As a response to Exxon’s exclusion, Montana starts own response to oil spill
Montana has established its own command center for dealing with Exxon Mobil’s Yellowstone River pipeline spill after reporters and state officials said Exxon restricted them from joint command session meetings.
On July 1 an Exxon pipeline passing under the Yellowstone River near Laurel, Montana spilled a reported 42,000 gallons of oil into the river which is known for its world class fishing.
As with the Enbridge pipeline spill in Michigan last summer, the U.S. Environmental Protection Agency is the lead agency in charge of spill response in Montana and has established a joint command center together with state officials and the company responsible for the spill.

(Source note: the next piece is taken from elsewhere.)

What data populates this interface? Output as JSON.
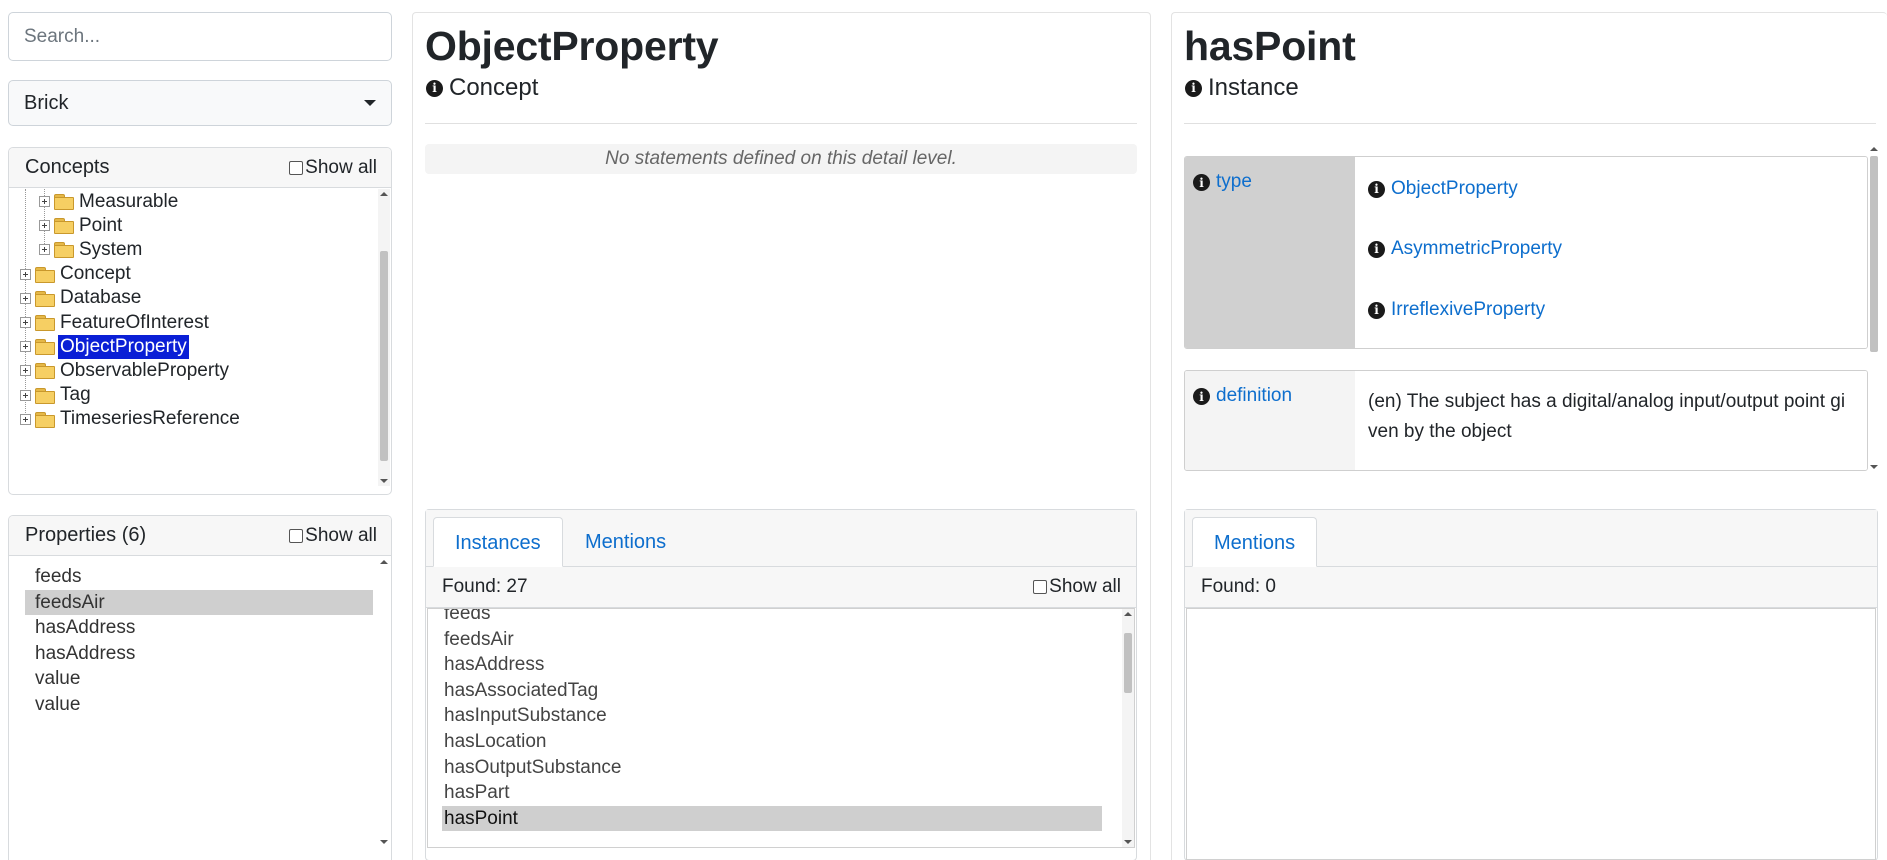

Reuters reports that Montana Governor Brian Schweitzer ordered the establishment of an independent command center out of concern that Exxon has sought to block public oversight of activities at the joint command center.
Schweitzer urged land owners and other members of the public affected by the spill to begin documenting damage themselves by taking their own videos, collecting soil samples and pulling together necessary paperwork for making claims.
“Right now, we can’t get straight answers from Exxon engineers. Imagine what we’ll get from their lawyers,” he said.